Zuggernaut Productions and Elin Doyle
There was a time when Britain wandered the world spending vast amounts of money on exploding nuclear weapons. Among the places that are still contaminated with nuclear waste is Australia, where the Aboriginal owners of the land were removed before the explosions took place though later allowed to return to the radioactive mess.
There was no such luck for the thousands of compulsory national service personnel flown off to Christmas Island near New Zealand in the 1950s to witness and clean up after Britain’s test of a hydrogen bomb. Britain, being in a genial, equal opportunity mood, also didn't evacuate the local residents giving them the golden opportunity of a radioactive experience.
Elin Doyle’s Guinea Pigs centres on the family of Gerry (Jonny Emmett) sent at age nineteen as one of those soldiers to do his bit for his country whether he liked it or not.
In the 1980s when this play is set, Gerry recalls those in charge of the Christmas Island test wandering around in special protective clothing, while they in flimsy shorts and shirts cleaned up. They were advised to put their hands over their eyes when the bomb exploded. “I could see all the bones in my hand like in an X-ray.”
But Gerry wasn’t one of those who objected to the trip.

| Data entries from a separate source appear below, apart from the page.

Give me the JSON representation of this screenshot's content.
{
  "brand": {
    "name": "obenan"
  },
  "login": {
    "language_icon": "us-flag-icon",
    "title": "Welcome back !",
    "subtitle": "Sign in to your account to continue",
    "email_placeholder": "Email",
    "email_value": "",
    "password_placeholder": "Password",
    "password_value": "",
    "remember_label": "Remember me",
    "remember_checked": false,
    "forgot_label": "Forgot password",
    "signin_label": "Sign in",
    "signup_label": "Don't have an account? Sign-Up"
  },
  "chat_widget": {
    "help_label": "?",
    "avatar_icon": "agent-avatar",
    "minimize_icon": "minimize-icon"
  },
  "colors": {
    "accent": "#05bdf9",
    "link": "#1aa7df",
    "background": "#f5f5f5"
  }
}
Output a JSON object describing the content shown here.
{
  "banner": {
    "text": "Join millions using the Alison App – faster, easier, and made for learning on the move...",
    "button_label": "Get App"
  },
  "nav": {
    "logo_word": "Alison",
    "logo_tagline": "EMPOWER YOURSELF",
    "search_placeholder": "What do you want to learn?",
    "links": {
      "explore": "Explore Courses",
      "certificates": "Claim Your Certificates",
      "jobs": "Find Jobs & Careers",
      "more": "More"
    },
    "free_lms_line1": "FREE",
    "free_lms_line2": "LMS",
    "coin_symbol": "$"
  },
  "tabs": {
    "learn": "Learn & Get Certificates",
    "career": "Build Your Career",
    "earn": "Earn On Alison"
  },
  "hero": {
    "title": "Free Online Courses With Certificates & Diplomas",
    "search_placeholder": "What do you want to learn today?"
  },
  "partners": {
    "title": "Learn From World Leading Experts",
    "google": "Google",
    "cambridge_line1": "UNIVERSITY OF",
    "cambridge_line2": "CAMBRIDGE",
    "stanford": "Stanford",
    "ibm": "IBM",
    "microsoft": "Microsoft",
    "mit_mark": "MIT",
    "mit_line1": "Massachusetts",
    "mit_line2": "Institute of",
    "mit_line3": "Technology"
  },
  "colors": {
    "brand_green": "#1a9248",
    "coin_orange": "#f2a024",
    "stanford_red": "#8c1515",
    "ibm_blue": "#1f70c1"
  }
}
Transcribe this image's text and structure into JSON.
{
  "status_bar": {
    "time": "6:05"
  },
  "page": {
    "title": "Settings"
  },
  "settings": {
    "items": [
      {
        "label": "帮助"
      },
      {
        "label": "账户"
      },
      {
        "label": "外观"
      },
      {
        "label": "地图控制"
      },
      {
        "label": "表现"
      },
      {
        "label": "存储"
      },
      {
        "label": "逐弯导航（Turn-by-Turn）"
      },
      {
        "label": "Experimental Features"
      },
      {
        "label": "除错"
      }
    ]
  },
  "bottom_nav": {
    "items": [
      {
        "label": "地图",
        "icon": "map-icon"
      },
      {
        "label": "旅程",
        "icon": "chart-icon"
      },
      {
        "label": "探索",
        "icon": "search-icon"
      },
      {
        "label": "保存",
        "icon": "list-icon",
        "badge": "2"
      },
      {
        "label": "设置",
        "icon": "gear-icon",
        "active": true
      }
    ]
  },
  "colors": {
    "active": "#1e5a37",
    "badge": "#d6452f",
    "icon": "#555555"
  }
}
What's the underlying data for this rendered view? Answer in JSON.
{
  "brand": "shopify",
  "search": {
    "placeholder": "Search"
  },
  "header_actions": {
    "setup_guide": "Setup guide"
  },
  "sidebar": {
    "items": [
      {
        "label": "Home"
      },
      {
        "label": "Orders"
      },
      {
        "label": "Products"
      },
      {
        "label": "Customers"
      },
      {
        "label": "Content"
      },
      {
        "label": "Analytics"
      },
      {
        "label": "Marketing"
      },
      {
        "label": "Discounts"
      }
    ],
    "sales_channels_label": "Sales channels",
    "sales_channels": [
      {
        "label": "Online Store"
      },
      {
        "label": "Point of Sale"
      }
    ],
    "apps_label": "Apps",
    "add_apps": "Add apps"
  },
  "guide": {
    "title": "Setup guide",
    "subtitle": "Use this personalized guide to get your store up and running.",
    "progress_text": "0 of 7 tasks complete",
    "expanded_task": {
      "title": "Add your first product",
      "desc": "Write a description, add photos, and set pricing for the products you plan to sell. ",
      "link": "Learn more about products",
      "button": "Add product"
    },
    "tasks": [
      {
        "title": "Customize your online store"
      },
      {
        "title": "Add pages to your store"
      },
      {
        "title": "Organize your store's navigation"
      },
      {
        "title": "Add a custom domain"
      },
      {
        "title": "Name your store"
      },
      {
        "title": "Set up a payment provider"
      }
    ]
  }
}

For him, it was an adventure, and even years later in the 1980s when it was becoming obvious from the reports of high cancer rates and the defective births to many of those who were with him, he still felt it was necessary for Britain to develop nuclear weapons.
This is surprising given Gerry is someone with a sharp sense of social injustice who attended a number of protests.
However, his sixteen-year-old daughter Coral (Elin Doyle) is becoming more politically aware and is horrified at the nuclear bombs dropped on Japan killing over 200,000 when that country was already in negotiations on a possible surrender. She argues that building more bombs is “wasting money when it could be feeding people.”
She should be preparing for a speaking competition at a “posh” school, but, after hearing about the Greenham Common Women’s Peace Camp against nuclear weapons, travels to join it, despite her dad referring to them as a bunch of “unwashed lesbians”.
When the police bring her back saying they could have charged her, she is silently impressed that Gerry defends her right to protest and tells the police to go away.
Inevitably, her speech at the “posh school” is peppered with references to nuclear weapons, pointing out that of the major nuclear powers, Britain is the only one not to acknowledge the damage the tests caused.
The play is bookended with a conversation she has with her aunt Maureen (Caron Kehoe) many years later when her father is dead and she has been given her 1980s diaries that she thought no longer existed.
The play can feel underpowered, slightly repetitive and lacking dramatic tension, but it is always watchable, and incredibly important.
Elin Doyle’s father was one of those who suffered because of their proximity to the nuclear tests and believed they were there as guinea pigs. But the long toll of early deaths and birth defects makes little impact on government.
In June 2022, seventy years after Britain tested its first nuclear weapons off the coast of Australia in October 1952, Boris Johnson met with nuclear test veterans who spoke of “early deaths, government cover-ups and hereditary illness.”
Of course, we all know how keen Johnson was to investigate a continuing scandal.
Elin has insisted there needs to be "an apology, like that given for the Hillsborough victims, and proper care for the families left behind."
Reviewer: Keith Mckenna